Bose is a company best known for making audio products including headphones and speakers. But now the company is getting into a new business: sunglasses. Sort of.
Earlier this year the company unveiled a new platform called Bose AR featuring a set of sunglasses with integrated sensors and audio components. Unlike Google Glass, Bose AR would be an audio-only augmented reality system that would provide audio cues for things like walking directions or information about the world around you.
Now Bose has turned its experimental product into… a real product. Bose Frames are up for pre-order today for $200, and they should ship in January, 2019.
At launch Bose Frames are basically going to be sunglasses with built-in wireless headphones. You’ll be able to listen to music while protecting your eyes from the sun and looking stylish. They also have a microphone so you can make voice calls or talk to google Assistant or Siri when paired with a smartphone. And there’s a multi-function button at the right temple that lets accept calls, pause or skip tracks, or turn the audio features on or off.
In the future, Bose plans to launch Bose AR apps that will take advantage of the built-in 9-axis motion sensor and your phone’s GPS to not only track where you are in space, but also what you’re looking at. This will let Bose Frames tell you about the restaurant or landmark you’re looking at, for example, without the need for any sort of camera.
It all sounds kind of cool and futuristic until you bump up against one of the limitations of current wearable technology: battery life. Bose says you’ll only get up to 3.5 hours of audio playback time or 12 hours of standby time on a charge, and it takes about 2 hours to fully recharge a Bose Frames battery.
The good news is that even if your battery is dead, you can still use the Frames as sunglasses.
If you’re wondering where the sound actually comes from, Bose says there’s a small “wafer-thin acoustic package” set into the arms of the glasses. It’s said to “produce discrete, jaw-dropping sound for the user, and no one else.” That said, I suspect the audio won’t be quite as immersive as what you’d hear with a good set of earbuds or over-ear headphones since there’s no noise isolation involved.
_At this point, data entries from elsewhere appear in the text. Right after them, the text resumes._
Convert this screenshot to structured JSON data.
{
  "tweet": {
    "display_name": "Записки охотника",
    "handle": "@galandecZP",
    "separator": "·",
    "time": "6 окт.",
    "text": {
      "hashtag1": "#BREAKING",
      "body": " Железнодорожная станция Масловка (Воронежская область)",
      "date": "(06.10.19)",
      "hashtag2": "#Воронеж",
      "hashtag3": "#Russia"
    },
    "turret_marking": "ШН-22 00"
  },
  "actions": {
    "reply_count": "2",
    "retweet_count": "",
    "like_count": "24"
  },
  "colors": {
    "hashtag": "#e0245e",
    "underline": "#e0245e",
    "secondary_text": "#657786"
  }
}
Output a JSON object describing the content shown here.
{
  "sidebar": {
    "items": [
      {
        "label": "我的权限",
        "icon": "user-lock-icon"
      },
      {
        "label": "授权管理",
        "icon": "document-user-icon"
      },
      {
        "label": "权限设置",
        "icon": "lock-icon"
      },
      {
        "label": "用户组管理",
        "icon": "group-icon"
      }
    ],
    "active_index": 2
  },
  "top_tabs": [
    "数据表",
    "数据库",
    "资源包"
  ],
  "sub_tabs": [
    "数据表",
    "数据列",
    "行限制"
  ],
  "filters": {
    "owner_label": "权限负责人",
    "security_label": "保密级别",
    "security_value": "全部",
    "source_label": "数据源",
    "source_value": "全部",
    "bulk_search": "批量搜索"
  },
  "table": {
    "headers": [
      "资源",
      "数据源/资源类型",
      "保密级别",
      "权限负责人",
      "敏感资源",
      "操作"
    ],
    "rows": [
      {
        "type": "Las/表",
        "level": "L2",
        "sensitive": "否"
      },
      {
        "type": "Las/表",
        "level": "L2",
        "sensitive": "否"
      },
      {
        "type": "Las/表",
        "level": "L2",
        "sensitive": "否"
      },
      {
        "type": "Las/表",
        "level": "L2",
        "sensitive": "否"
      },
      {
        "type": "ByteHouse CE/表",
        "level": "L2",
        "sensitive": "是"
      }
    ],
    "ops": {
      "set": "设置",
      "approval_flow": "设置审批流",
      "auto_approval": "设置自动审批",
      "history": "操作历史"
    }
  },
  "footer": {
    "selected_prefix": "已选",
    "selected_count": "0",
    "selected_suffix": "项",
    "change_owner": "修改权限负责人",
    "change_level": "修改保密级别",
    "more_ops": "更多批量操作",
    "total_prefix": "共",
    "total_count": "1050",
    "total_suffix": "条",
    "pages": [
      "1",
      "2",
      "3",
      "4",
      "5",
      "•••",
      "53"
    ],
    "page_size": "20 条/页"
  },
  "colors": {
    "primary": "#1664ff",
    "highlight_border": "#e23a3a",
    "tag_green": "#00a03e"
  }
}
That’s probably a good thing when you’re listening to your audio assistant, and less of a good thing when you’re listening to music.